As we continued on, a runner a few yards ahead of me shouted, ".2 miles guys, only .2 miles to go!!" I decided to see what I had. I always remembered someone telling me that pumping my arms will make you run faster... So I tried it. And wow!! My stride opened up!! It felt awesome!! I was running!! I was able to keep this pace up through the finish line. It was like an epiphany!! It was like I found a super power that I could put in my arsenal whenever I battle a particular distance and fight for the finish.
Everything was great!! My wife and kids were at the finish waiting for me, I finished my first race of the season and I hoped to have a good chip time. Interesting enough, as I got a few yards past the finish, I was still breathing hard and with each breath, I felt like I would throw up. I didn't, but I guess those are the effects of pushing yourself.

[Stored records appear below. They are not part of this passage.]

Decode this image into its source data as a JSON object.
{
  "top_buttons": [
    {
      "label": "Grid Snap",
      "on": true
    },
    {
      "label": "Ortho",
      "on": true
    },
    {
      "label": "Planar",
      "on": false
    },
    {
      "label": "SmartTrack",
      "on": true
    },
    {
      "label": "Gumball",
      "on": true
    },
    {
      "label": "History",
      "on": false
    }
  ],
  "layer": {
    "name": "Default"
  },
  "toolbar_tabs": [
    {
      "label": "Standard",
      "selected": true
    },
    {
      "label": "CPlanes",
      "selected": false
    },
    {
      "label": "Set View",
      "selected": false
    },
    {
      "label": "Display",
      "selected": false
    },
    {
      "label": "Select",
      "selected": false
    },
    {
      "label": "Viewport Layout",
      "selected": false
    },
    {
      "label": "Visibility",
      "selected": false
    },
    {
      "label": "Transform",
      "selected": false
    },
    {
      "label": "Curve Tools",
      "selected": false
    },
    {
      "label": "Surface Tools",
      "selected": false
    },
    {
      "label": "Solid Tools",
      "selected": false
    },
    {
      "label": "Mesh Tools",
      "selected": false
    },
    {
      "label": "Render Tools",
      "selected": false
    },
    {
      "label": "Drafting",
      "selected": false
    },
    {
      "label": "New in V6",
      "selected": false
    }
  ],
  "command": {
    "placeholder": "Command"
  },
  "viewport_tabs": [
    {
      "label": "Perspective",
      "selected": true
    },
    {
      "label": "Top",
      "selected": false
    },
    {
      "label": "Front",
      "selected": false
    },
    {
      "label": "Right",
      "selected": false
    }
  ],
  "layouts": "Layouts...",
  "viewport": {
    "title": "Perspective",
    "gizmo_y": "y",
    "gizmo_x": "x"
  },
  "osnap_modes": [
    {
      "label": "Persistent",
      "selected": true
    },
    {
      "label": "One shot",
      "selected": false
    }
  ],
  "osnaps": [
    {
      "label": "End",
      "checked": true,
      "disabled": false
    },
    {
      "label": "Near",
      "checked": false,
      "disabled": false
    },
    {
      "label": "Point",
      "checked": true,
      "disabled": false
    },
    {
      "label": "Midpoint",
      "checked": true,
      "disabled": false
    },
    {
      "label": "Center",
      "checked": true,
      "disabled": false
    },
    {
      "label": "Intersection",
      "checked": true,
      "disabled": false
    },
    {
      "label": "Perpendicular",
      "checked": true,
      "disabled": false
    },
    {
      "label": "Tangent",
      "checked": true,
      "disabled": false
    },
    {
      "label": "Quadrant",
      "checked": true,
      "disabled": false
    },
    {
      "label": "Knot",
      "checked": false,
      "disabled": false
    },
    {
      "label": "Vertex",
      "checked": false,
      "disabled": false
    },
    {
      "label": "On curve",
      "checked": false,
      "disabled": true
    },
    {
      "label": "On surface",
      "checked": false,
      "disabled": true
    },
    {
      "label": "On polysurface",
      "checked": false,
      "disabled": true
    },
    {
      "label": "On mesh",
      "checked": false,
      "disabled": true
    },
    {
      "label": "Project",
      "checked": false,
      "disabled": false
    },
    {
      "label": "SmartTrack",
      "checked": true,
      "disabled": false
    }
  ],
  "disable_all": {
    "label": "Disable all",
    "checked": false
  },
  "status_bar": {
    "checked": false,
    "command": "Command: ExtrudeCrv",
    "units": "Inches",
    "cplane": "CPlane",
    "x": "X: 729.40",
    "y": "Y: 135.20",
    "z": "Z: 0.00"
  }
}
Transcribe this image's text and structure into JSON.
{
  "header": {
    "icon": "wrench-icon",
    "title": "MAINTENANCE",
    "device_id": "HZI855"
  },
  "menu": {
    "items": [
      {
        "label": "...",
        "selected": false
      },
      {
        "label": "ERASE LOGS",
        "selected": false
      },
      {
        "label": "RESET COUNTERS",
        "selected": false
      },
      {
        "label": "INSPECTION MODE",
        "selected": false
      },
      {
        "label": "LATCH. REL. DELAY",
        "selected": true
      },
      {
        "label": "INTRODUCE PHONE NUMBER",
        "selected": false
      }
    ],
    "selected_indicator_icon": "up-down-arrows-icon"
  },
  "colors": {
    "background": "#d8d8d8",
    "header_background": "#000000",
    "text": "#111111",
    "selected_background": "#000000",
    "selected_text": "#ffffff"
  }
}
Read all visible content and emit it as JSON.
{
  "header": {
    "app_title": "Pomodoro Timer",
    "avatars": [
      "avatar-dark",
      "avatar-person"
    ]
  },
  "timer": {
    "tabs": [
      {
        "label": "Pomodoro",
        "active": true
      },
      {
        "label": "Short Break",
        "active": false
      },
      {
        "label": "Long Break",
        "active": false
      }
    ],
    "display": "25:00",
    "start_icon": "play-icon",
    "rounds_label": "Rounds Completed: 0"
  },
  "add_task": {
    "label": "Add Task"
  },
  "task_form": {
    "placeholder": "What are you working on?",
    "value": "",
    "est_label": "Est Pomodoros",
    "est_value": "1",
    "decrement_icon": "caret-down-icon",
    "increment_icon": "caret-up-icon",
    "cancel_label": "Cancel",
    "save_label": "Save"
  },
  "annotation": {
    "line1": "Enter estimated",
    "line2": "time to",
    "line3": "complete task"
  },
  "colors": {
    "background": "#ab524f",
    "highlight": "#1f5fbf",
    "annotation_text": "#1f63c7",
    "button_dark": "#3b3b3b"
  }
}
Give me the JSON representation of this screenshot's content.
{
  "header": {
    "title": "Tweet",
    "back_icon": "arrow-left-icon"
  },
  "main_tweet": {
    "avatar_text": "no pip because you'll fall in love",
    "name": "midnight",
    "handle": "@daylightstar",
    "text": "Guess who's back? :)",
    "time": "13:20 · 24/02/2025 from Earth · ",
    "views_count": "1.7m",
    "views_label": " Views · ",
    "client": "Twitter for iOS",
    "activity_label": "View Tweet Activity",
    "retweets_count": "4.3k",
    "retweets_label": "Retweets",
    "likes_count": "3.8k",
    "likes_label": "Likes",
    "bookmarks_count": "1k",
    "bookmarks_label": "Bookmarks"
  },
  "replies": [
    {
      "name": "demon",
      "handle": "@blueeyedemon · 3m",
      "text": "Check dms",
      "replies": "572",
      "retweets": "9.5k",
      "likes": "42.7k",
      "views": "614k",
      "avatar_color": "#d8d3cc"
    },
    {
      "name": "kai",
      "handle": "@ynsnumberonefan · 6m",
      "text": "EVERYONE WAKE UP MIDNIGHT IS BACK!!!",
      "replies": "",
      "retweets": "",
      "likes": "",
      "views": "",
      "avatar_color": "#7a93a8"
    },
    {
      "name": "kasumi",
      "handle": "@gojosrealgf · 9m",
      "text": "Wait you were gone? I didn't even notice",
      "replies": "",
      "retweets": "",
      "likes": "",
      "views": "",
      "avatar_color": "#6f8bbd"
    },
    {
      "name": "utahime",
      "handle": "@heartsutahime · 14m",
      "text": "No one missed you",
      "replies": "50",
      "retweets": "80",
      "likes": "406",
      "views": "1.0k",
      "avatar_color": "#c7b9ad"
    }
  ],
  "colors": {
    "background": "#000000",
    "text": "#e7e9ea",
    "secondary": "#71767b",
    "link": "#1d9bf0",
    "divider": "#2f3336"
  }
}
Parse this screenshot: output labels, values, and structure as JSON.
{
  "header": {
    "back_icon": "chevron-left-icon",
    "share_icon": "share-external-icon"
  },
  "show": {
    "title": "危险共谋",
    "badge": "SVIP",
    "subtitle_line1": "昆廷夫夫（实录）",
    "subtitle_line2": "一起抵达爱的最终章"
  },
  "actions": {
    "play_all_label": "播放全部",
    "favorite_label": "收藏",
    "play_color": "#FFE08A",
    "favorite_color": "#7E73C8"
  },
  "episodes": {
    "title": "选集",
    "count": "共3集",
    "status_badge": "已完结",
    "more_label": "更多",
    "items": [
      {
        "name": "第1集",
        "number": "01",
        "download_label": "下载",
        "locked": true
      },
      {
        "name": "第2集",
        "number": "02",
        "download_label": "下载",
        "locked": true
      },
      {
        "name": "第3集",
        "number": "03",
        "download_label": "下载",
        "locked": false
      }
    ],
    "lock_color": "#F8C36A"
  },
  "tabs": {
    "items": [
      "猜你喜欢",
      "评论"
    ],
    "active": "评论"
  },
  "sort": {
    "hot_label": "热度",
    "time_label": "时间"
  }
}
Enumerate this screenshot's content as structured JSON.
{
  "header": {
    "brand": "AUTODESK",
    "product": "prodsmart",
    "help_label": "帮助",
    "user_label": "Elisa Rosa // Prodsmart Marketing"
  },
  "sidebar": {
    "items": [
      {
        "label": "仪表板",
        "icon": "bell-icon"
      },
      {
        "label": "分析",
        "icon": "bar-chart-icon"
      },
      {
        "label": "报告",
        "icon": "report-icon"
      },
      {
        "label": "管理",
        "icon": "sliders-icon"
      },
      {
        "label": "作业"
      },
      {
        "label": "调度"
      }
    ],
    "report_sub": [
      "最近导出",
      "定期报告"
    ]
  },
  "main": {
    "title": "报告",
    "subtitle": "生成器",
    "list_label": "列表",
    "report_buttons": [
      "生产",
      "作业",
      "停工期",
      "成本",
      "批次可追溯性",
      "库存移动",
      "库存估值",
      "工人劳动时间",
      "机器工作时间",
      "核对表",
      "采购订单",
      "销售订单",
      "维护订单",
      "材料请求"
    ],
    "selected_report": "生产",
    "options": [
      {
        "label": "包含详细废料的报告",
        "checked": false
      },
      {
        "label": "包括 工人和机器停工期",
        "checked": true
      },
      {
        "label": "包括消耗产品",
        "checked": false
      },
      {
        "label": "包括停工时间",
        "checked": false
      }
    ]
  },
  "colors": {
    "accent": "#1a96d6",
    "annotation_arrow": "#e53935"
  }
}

There was water, chocolate milk, pretzels and other snacks in brown paper bags. I got a water and looked for the family so we could go get some breakfast.
There were other activities for runners after the race and the half marathoners were still running. But the family and I decided to go back to the hotel and enjoy the rest if the day in Ocean City.
Next year, I'll definitely be running the half. Really looking forward to it!!
Wednesday, June 5, 2013
Its Wednesday, and Saturday can't get here fast enough. I'll be running my very first 10k race in Crofton, MD... The Crofton Kiwanis 10k Challenge.
From what i'm told, its a small race and I decided to do it because it's close and I needed something on my calendar for this month. Plus more races give you more experience, right? So this race is number 2 of 4 for the year 2013.
I'm counting each day down and it seems as though the weekend is laughing at me, as time passes so slowly. Even lunch went slow!!
I can barely concentrate on my work, because i'm thinking about my splits, if i'm ready, what similar training runs i've done and how I felt during those runs. I actually found myself reassuring myself that I would be fine and that i've run this distance plenty of times before... By this time i've even got 2 ten milers in the books... But nothing can calm me down.
Even while writing this post, my brain is going 100 mph. Nervousness, anxiety, excitement, almost even to the point of frustration. All appropriate to describe what i'm feeling at this time.
I'm just gonna stop here...
Check back after the race for my race report and I'll tell you how I did...